Skip to main content

 

Morris Gift Boosts Ethics Institute

"I very much remember his sharp mind and penetrating questions," says Ronald M. Green, the Eunice & Julian Cohen Professor for the Study of Ethics and Human Values, of his former student Hans Morris '80. Morris and his wife Kate recently made a major gift to the endowment of Dartmouth's Ethics Institute.

Aine Donovan, Hans Morris '80, President James Wright, and Ronald M. Green
L-R: Ethics Institute Executive Director Aine Donovan, Hans Morris '80, President James Wright, and Ronald M.  Green, Eunice & Julian Cohen Professor for the Study of Ethics and Human Values and Ethics Institute director

For Green, director of the Institute, the Morrises' gift came as a pleasant surprise. "[Hans] is in the financial services industry and committed to integrity in management," Green says. "I think the student-teacher link and the interest in ethics led him and Kate to consider the Institute for their gift."

"Ron Green had a lot to do with it," Morris says of the $2.5 million gift. "He is a superb teacher. I took a course in Religion and Society with him that I still think about. Much of what I observe in religious behavior and American society reflects Ron Green's comments. I continue to read a lot of books about issues in religion and ethics because of the intellectual curiosity that Ron sparked."

Hans Morris chaired the Dartmouth College Fund from 1999 to 2002 and currently is chief financial officer of the Citigroup Corporate and Investment Bank (CIB), responsible for global finance, technology, and operations, and is a member of the Citigroup Management Committee. Kate McInerney Morris is a Mount Holyoke graduate and a former senior vice president of Donaldson, Lufkin & Jenrette. She serves as president of the John C. & Katherine M. Morris Foundation, Inc., and as a trustee of the Fresh Air Fund and the Berkshire Theatre Festival.

"I have always felt ethics was a way to bring together all the things you learn in the liberal arts," Hans Morris says. "In the late 1950s, my father was an instructor in the Great Issues course at Dartmouth. He felt the product of a liberal arts education was to confront the great ethical issues-about society, about rebuilding Europe, confronting racism-building ethics in all parts of the community. Ethics really requires an educated person to think critically, to distinguish, to construct an ethical compass. That is an important part of the Dartmouth experience. And Ron and Aine [Donovan, Ethics Institute executive director] made it much more significant to me."

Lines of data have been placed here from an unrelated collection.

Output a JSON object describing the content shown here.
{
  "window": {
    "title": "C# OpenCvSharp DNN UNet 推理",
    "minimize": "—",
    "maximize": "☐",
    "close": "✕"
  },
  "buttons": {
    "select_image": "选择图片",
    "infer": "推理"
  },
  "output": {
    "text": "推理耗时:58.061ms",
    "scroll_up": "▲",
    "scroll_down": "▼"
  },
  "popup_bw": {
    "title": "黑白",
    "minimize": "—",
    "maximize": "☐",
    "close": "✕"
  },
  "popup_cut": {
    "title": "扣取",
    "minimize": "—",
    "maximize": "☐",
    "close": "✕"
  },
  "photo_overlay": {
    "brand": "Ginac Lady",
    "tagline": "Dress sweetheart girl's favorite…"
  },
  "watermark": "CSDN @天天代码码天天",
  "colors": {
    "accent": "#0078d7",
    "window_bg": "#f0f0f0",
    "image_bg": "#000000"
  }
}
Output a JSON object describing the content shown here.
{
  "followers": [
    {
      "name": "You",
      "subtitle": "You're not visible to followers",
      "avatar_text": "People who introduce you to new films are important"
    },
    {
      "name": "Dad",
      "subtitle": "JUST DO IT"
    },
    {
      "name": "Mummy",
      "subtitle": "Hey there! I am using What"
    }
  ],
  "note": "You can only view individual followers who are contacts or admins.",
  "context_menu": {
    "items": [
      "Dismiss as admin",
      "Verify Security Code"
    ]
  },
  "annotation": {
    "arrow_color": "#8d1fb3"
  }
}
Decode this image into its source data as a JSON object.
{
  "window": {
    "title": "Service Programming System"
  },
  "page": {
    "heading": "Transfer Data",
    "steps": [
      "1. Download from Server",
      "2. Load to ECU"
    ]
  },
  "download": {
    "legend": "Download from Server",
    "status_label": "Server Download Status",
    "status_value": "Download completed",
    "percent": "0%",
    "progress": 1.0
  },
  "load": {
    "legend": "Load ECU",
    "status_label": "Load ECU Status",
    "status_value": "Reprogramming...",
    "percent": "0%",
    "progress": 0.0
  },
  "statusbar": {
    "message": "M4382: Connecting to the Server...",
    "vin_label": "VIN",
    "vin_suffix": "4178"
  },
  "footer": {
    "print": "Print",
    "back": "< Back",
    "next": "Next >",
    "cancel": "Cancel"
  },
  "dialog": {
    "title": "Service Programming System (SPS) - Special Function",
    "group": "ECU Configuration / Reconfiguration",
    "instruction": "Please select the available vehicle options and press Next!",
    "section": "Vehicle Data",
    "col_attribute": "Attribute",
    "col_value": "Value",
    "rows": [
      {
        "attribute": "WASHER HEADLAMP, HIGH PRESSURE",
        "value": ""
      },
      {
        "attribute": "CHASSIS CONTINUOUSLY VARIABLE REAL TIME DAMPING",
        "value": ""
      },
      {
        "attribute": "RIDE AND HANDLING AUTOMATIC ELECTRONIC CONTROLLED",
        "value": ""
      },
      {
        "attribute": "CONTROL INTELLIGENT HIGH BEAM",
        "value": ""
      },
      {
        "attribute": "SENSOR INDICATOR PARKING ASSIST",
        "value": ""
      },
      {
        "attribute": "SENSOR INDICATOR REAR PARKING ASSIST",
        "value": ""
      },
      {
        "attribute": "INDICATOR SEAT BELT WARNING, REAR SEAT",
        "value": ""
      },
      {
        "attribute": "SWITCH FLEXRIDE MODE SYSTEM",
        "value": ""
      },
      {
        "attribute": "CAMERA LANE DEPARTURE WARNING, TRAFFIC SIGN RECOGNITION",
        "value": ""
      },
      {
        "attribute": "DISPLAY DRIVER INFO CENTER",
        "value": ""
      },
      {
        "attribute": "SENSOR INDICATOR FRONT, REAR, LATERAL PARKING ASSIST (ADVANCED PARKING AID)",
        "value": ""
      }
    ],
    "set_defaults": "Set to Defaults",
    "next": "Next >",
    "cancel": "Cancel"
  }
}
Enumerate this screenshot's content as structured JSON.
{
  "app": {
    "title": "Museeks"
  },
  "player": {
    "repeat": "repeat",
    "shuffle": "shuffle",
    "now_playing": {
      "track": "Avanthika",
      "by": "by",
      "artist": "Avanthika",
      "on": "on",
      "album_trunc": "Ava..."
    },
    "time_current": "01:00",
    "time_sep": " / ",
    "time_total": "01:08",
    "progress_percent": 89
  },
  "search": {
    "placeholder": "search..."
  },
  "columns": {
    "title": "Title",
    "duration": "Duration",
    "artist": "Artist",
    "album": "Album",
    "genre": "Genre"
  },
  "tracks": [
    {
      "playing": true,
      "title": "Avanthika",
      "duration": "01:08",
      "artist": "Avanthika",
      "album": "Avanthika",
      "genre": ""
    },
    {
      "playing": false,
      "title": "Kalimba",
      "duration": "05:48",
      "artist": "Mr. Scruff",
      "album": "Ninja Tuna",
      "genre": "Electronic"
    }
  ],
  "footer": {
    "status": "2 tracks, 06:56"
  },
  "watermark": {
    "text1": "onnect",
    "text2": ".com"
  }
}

The Institute came into being in the early 1980s around a group of faculty interested in medical, business, and science research ethics, as well as ethics generally. The Morrises' gift will be "an enormous boost" to it, according to Green. "The provost's office has always given us support," he says, "and we have financed so much else, including our interdisciplinary courses and faculty workshops, out of the federal grants we have received. This has ... meant that we had to tailor activities to some federally funded purpose.

"The [Morris Family Fund] means that we now have a solid floor beneath us. We can plan from one year to the next, and, at our discretion, we can go after support for add-on activities."

The Institute has grown considerably in the past decade, in the process developing pioneering courses, such as Ethics and the Human Genome. It has been awarded several million dollars in federal and foundation grants to support ethics research.

In 2001, Donovan joined the Institute and she has developed a program designed to help faculty from all departments and schools introduce ethics into their courses. Green says a new research ethics program for all graduate students "helps them understand ethical issues related to data handling, authorship, mentoring, professionalism, and other issues central to a scholarly or scientific career.

"This gift moves the Institute to the forefront of national and Ivy League ethics centers," he explains. "Our mission remains the same: to foster research and teaching in ethics. We aim at the life of the mind-first of all, to prepare faculty to research and teach the ethics of their field, and second, to develop that faculty interest and effort into undergraduate courses and instruction.

With new quarters in the Haldeman Center, a facility that will house three of Dartmouth's interdisciplinary institutes, including the Fannie and Alan Leslie Center for the Humanities and the John Sloan Dickey Center for International Understanding, Green hopes to make even more progress towards becoming the national center for research in the teaching and study of applied and professional ethics. "My goal has always been that no student at Dartmouth leaves here without an understanding of the ethical issues in his or her chosen field," he says. "Dartmouth students should also be distinguished by their ethical concern and preparation. This gift brings us much closer to achieving that goal."

By PETER WALSH

Questions or comments about this article? We welcome your feedback.

Last Updated: 5/30/08